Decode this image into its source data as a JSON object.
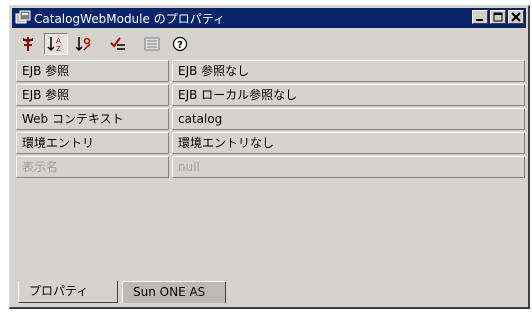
{
  "window": {
    "title": "CatalogWebModule のプロパティ"
  },
  "toolbar": {
    "buttons": [
      {
        "icon": "unsorted-icon"
      },
      {
        "icon": "sort-by-name-icon",
        "pressed": true
      },
      {
        "icon": "sort-by-type-icon"
      },
      {
        "icon": "show-editable-icon"
      },
      {
        "icon": "customize-icon"
      },
      {
        "icon": "help-icon"
      }
    ]
  },
  "properties": [
    {
      "name": "EJB 参照",
      "value": "EJB 参照なし",
      "enabled": true
    },
    {
      "name": "EJB 参照",
      "value": "EJB ローカル参照なし",
      "enabled": true
    },
    {
      "name": "Web コンテキスト",
      "value": "catalog",
      "enabled": true
    },
    {
      "name": "環境エントリ",
      "value": "環境エントリなし",
      "enabled": true
    },
    {
      "name": "表示名",
      "value": "null",
      "enabled": false
    }
  ],
  "tabs": [
    {
      "label": "プロパティ",
      "active": true
    },
    {
      "label": "Sun ONE AS",
      "active": false
    }
  ],
  "colors": {
    "titlebar": "#0a246a",
    "face": "#d6d3ce",
    "disabled_text": "#a0a0a0"
  }
}
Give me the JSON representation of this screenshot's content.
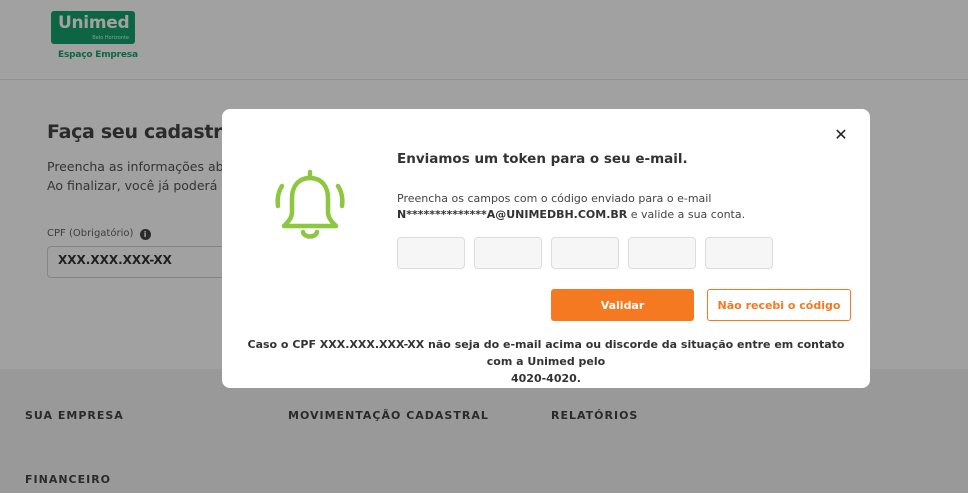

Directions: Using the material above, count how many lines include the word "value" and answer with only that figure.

Result for this exercise: 5